(Records drawn from a dataset)

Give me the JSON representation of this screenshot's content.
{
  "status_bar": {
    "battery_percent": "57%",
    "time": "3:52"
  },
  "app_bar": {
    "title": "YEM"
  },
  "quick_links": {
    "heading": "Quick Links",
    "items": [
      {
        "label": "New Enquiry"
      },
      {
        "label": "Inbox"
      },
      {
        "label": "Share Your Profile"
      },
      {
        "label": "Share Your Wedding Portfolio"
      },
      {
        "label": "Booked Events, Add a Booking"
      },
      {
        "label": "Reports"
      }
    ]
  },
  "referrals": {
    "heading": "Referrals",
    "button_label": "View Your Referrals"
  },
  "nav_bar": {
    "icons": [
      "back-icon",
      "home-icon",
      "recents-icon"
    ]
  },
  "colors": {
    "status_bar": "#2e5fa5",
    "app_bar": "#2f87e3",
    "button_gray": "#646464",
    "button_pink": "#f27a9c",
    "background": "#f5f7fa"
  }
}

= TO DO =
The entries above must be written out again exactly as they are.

= YOUR SOLUTION =
Give me the JSON representation of this screenshot's content.
{
  "status_bar": {
    "battery_percent": "57%",
    "time": "3:52"
  },
  "app_bar": {
    "title": "YEM"
  },
  "quick_links": {
    "heading": "Quick Links",
    "items": [
      {
        "label": "New Enquiry"
      },
      {
        "label": "Inbox"
      },
      {
        "label": "Share Your Profile"
      },
      {
        "label": "Share Your Wedding Portfolio"
      },
      {
        "label": "Booked Events, Add a Booking"
      },
      {
        "label": "Reports"
      }
    ]
  },
  "referrals": {
    "heading": "Referrals",
    "button_label": "View Your Referrals"
  },
  "nav_bar": {
    "icons": [
      "back-icon",
      "home-icon",
      "recents-icon"
    ]
  },
  "colors": {
    "status_bar": "#2e5fa5",
    "app_bar": "#2f87e3",
    "button_gray": "#646464",
    "button_pink": "#f27a9c",
    "background": "#f5f7fa"
  }
}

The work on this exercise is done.